Professor of Marketing
People like the letters from their own name more than other letters of the alphabet, an observation termed the name letter effect (Nuttin 1985). While correlational studies suggest the possibility that such name letter preferences might influence major life decisions (cf. Pelham, Mirenberg, and Jones 2002), third variable explanations have been debated (Gallucci 2003; Pelham et al. 2003).Moreover, recent laboratory experiments have failed to find name letter influences on more mundane consumer attitudes (Hodson and Olson 2004), as well as initial studies of the authors' own.The authors provide experimental evidence immune to third-variable explanations for what they call name letter branding: Respondents were more likely to choose a brand, when its name included name letters than when it did not.
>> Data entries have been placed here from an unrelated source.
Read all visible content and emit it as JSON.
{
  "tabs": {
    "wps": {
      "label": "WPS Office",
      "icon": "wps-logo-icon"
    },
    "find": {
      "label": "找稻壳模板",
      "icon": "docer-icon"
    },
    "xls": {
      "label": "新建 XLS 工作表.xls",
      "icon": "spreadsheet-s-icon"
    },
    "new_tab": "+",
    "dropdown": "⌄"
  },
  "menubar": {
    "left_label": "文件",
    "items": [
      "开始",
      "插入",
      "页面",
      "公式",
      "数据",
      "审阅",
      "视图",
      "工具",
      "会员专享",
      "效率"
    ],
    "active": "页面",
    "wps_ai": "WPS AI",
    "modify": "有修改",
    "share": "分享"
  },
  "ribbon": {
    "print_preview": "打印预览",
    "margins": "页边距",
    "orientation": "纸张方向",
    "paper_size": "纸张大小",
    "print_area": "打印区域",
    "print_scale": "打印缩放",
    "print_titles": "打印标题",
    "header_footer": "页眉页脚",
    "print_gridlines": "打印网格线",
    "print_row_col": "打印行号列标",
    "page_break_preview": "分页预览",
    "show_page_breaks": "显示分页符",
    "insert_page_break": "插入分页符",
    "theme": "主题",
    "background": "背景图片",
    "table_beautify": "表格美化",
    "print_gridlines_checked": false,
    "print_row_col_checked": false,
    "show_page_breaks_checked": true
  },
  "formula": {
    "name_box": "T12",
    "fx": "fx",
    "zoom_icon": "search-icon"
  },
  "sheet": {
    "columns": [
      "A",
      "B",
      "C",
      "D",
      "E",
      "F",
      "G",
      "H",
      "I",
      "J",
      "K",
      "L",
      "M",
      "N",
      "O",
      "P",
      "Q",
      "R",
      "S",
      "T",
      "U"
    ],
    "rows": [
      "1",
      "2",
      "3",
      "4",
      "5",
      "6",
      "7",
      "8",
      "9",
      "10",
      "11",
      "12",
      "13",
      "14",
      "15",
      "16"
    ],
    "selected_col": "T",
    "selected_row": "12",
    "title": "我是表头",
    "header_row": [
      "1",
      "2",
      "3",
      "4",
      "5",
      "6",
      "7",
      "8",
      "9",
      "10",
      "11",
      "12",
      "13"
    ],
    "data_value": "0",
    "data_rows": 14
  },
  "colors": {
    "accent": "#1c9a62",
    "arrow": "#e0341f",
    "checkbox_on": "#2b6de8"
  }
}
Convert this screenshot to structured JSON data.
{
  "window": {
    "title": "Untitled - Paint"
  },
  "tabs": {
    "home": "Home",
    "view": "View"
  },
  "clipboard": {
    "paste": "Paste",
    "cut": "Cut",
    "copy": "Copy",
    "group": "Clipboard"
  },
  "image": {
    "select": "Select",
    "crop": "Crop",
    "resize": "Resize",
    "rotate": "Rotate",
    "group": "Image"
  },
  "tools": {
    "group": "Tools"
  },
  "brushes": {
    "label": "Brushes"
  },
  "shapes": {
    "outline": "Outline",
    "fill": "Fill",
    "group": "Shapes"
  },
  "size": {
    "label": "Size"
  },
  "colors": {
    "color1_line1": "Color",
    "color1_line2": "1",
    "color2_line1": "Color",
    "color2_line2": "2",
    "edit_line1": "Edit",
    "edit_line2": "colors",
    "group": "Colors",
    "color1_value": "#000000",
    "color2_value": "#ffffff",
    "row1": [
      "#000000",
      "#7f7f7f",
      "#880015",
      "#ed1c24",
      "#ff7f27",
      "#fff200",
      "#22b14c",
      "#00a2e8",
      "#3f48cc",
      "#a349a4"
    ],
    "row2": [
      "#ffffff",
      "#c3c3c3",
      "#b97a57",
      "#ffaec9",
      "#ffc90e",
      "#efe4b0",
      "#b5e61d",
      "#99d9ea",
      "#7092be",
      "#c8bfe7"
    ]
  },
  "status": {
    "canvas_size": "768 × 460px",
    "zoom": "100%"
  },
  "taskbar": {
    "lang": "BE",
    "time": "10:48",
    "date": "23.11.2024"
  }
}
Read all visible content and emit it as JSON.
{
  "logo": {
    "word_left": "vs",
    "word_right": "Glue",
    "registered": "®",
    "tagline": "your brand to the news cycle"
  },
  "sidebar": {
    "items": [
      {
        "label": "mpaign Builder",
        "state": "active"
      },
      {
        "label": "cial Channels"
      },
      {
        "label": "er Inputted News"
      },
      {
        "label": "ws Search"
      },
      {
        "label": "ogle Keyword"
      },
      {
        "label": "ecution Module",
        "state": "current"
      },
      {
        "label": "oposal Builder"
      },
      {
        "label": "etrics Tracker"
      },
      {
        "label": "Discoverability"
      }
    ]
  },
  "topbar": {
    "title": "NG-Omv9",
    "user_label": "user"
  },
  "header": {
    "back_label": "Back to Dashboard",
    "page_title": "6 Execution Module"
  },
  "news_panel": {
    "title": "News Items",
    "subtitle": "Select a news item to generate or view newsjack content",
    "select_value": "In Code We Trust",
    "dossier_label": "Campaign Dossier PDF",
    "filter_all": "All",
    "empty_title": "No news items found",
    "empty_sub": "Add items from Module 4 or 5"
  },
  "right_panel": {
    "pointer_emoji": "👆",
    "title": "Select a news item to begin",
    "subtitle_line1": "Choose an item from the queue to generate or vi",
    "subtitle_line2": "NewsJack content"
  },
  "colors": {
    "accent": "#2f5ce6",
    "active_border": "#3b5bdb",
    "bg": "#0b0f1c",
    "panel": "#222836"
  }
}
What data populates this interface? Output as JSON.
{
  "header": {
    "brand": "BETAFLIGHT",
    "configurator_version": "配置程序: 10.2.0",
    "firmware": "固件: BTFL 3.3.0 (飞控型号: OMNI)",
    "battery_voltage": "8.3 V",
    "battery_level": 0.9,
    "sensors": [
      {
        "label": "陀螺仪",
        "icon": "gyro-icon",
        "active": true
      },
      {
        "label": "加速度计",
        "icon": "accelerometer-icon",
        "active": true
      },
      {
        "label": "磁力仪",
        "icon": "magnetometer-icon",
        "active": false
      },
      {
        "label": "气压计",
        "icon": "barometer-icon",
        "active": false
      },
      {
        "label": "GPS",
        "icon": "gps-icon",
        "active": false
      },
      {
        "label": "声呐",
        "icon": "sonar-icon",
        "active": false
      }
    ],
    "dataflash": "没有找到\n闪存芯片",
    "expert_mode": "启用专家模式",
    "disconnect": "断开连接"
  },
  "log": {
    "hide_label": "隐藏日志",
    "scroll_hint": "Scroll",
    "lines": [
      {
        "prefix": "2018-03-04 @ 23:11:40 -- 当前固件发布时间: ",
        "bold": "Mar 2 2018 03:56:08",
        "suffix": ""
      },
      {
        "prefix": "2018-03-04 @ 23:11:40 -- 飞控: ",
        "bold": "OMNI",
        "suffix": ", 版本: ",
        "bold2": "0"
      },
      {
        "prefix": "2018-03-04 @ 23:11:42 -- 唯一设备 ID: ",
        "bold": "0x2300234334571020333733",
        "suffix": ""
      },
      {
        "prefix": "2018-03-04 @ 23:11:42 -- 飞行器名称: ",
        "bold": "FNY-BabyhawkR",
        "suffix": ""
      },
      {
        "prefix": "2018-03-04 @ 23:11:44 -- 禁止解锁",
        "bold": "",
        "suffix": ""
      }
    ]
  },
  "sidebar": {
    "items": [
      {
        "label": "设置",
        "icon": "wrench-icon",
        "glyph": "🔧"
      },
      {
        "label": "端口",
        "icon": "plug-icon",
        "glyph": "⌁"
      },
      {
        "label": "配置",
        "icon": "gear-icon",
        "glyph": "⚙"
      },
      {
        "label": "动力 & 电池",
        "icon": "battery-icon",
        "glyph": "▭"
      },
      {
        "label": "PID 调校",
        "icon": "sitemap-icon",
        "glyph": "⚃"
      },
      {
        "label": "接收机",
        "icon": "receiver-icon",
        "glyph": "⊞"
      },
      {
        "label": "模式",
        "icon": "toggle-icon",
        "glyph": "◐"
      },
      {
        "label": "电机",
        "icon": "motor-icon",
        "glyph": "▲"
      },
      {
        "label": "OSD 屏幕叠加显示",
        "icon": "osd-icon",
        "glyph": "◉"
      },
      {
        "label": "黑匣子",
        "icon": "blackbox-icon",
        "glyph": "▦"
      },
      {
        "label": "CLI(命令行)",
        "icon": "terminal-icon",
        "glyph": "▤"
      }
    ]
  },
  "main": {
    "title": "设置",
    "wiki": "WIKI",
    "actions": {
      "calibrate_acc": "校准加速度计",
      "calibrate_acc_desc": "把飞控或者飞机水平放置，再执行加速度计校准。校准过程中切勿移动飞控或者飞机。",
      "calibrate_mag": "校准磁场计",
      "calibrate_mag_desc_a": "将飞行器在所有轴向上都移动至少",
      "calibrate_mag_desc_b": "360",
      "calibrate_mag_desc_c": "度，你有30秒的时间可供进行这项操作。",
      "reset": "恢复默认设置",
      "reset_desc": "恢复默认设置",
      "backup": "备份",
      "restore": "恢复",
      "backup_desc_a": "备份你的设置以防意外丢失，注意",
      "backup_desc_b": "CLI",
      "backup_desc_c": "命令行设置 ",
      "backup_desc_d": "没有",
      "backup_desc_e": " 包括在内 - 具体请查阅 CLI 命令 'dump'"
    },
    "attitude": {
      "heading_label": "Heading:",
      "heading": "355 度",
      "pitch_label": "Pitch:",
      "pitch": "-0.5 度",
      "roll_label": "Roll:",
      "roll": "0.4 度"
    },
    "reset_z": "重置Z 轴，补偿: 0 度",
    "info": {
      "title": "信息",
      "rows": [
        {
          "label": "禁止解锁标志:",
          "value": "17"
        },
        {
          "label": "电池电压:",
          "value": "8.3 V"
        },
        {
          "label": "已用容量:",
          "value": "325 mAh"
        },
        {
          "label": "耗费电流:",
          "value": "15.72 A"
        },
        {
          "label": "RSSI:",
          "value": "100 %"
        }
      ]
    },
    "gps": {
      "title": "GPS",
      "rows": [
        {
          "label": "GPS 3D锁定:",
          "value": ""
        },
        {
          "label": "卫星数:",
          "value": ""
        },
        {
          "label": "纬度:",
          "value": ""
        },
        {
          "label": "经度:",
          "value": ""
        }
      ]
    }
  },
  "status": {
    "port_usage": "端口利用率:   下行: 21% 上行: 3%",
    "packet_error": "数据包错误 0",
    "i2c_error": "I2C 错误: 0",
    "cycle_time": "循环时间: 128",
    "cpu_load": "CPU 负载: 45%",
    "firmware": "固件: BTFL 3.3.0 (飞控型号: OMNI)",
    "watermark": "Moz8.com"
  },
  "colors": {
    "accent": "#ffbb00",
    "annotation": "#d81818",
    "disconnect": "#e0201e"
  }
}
Most important, they delineate several potential mechanisms underlying the effect and provide evidence in support of a two-stage mechanism. During stage 1, an active need to self-enhance increases the positive valence of name letters themselves. During stage 2, that positive name letter valence transfers to product specific attributes (e.g., taste of a beverage). Their evidence is that activating a product relevant need (e.g., need to drink) boosts the influence of this (transferred) valence when respondents form a brand preference (e.g., of beverages).This finding cannot be explained by reason-based choice, global valence transfer from name letters to products, transfer of meaning from name letters to product, or the elaboration likelihood model. Consistent with the 2-stage model, they find across 5 studies that name letter branding influences choices only when the need to self-enhance or product relevant needs (e.g., to drink) are active.